Can you tell us about the kind of things you work on as a freelancer? Can you share a recent project with us?
Mainly designing and illustrating within the music, fashion and hospitality industries, but a lot with charities too. I usually do branding and logos, poster design, editorial and illustration commissions but this year I’ve branched into art direction as well as app and web design.
It was an amazing project to work on and getting to delve into Vans’ archive and 70s’ skate culture was a dream. Since meeting the Copson team last year, designing has got quite exciting.
Who else have you been working with/what else have you been working on?
A lot of the work I do is designing pitches for clients, which unfortunately I can’t show but there have been some exciting pitches to clients such as Nike and Missoni. I am really proud of a project I did with Doctors Without Borders, working with various experts and innovators to help design a safety manual for war zones.
Another favourite client is Bacardi, where I do the branding for the new Bacardi Legacy cocktails each year. I meet the UK finalists and getting to turn their ideas into a brand is amazing. Part of the process is trying all the cocktails to really understand the product, and I try them really well.
You were recently runner up in a competition for Law Magazine. Can you tell us about the competition and your entry?
Yeah the competition was near the beginning of lockdown. In my free time I’m often making posters to experiment with my style. Law Magazine is wicked and the competition came at a time where we all needed something positive. The idea was unity in isolation and I enjoy the process of daydreaming and trying to encapsulate those thoughts onto a page.
I met someone recently who had one of my final risoprinted posters in their apartment and that was a very fun moment—thinking strangers have my doodles on their walls.
You’re not just a designer, but an illustrator as well.
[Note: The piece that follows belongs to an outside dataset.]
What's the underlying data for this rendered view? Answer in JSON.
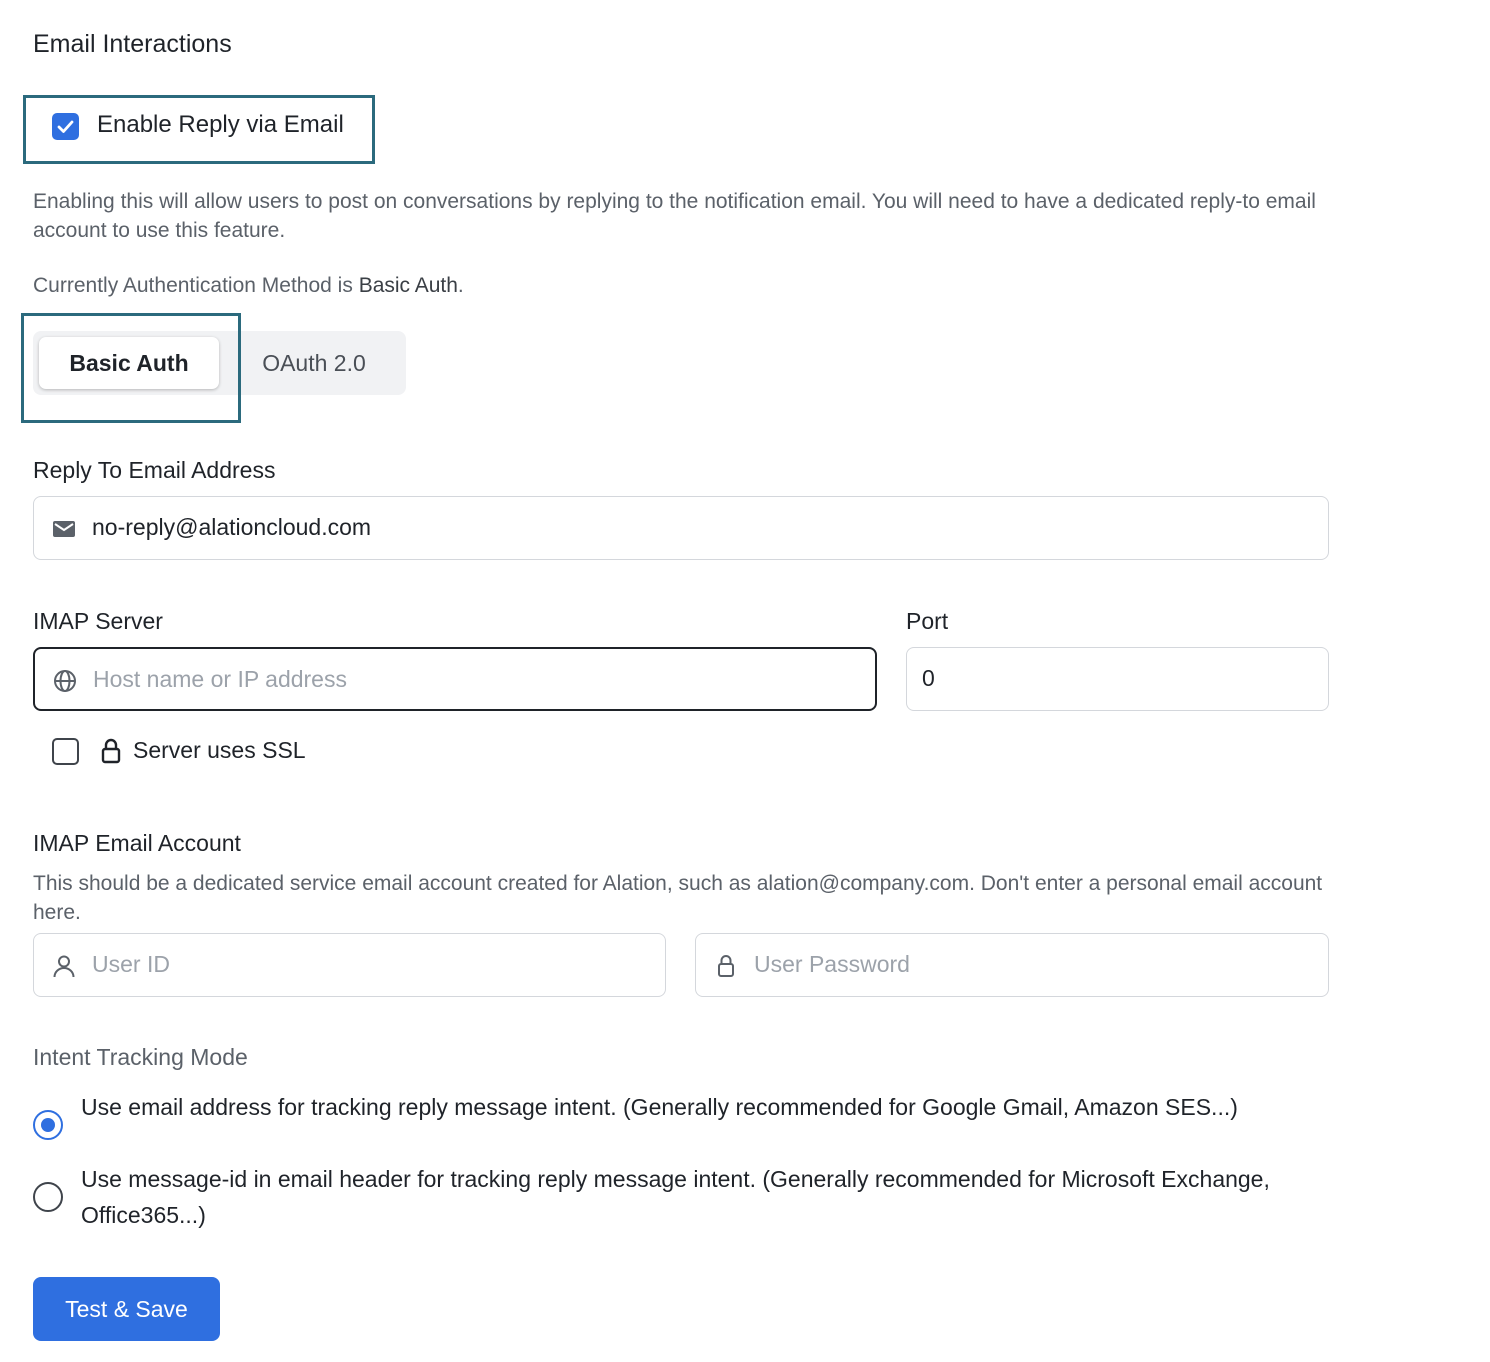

Do you try and use your illustration skills in your design work as much as possible?
Yes, I love the freedom of using a pen. Drawing is what initially drew me to graphic design as I wanted a career based around what I do for fun. For my own personal prints, I like illustrating my ideas as a way of organising thoughts, creating little stories and ultimately making art that I would put on my own wall. This year I started selling my own prints and I’m pretty excited to announce the launch of my screen prints soon.
What inspires you in your design and illustration work? Is there anyone who’s work you’re loving in particular right now?
Anything that gets me thinking really.
Smells, music, restaurants, films, lyrics, personalities, landscapes… it could be anything from a bit of paper on the pavement to a pandemic.
I have loved Studio Nari’s work since day 1. It was an amazing experience getting to freelance in their studio a couple of years ago, surrounded by outrageously good designers; a real good vibe.
Women building up other women has been such a great part of this journey, getting to learn from sick female bosses whilst working for Vice and Copson, as well as Caterina. Other designers and artists I love are Ryan Haskins for serving up the weird with everything he does, Eike König, Maria Medem, Fisk, Cece Philips, Florence Hutchings and Jordy van den Nieuwendijk.
If you could give one piece of advice to someone who wanted to study Shillington, what would it be?
Do it. Have fun, hustle hard and your job will end up feeling like a hobby.
Anything else you’d like to add?
Shout out to the 120 bananas I ate during my time at Shillington.
Huge thanks to Robyn for sharing her story with us! Keep up to speed with what she’s working on over on her Instagram. And keep your eyes peeled for something Shillington has been working on with Robyn at the end of the year…
Want to become a graphic designer just like Robyn? Learn more about Shillington’s 3 month full-time and 9 month part-time courses in New York, London, Manchester, Sydney, Melbourne, Brisbane or Online.